*Task objective:* Print the full set of records below, character for character and picture-free.

[Website and app data records]
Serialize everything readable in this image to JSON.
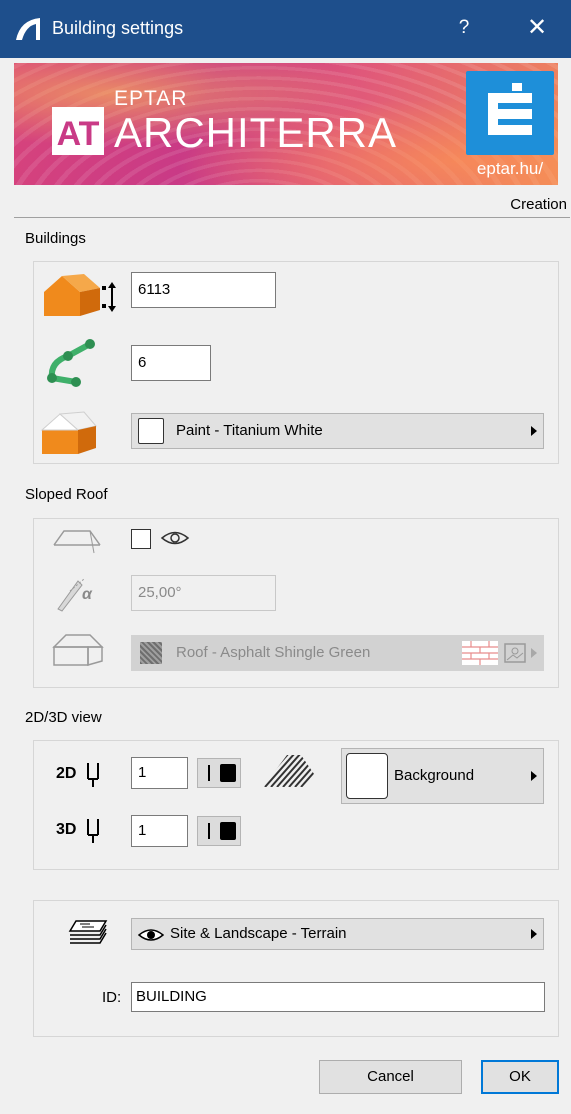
{
  "window": {
    "title": "Building settings",
    "help_icon": "?",
    "close_icon": "✕",
    "accent": "#1e4f8c"
  },
  "banner": {
    "brand_small": "EPTAR",
    "brand_large": "ARCHITERRA",
    "logo_text": "AT",
    "url": "eptar.hu/"
  },
  "tab_label": "Creation",
  "buildings": {
    "section_label": "Buildings",
    "height_value": "6113",
    "segments_value": "6",
    "surface_label": "Paint - Titanium White"
  },
  "sloped_roof": {
    "section_label": "Sloped Roof",
    "enabled": false,
    "angle_value": "25,00°",
    "surface_label": "Roof - Asphalt Shingle Green"
  },
  "view": {
    "section_label": "2D/3D view",
    "pen_2d_label": "2D",
    "pen_2d_value": "1",
    "pen_3d_label": "3D",
    "pen_3d_value": "1",
    "fill_label": "Background"
  },
  "layer": {
    "label": "Site & Landscape - Terrain",
    "id_label": "ID:",
    "id_value": "BUILDING"
  },
  "buttons": {
    "cancel": "Cancel",
    "ok": "OK"
  }
}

*Written response:*
Serialize everything readable in this image to JSON.
{
  "window": {
    "title": "Building settings",
    "help_icon": "?",
    "close_icon": "✕",
    "accent": "#1e4f8c"
  },
  "banner": {
    "brand_small": "EPTAR",
    "brand_large": "ARCHITERRA",
    "logo_text": "AT",
    "url": "eptar.hu/"
  },
  "tab_label": "Creation",
  "buildings": {
    "section_label": "Buildings",
    "height_value": "6113",
    "segments_value": "6",
    "surface_label": "Paint - Titanium White"
  },
  "sloped_roof": {
    "section_label": "Sloped Roof",
    "enabled": false,
    "angle_value": "25,00°",
    "surface_label": "Roof - Asphalt Shingle Green"
  },
  "view": {
    "section_label": "2D/3D view",
    "pen_2d_label": "2D",
    "pen_2d_value": "1",
    "pen_3d_label": "3D",
    "pen_3d_value": "1",
    "fill_label": "Background"
  },
  "layer": {
    "label": "Site & Landscape - Terrain",
    "id_label": "ID:",
    "id_value": "BUILDING"
  },
  "buttons": {
    "cancel": "Cancel",
    "ok": "OK"
  }
}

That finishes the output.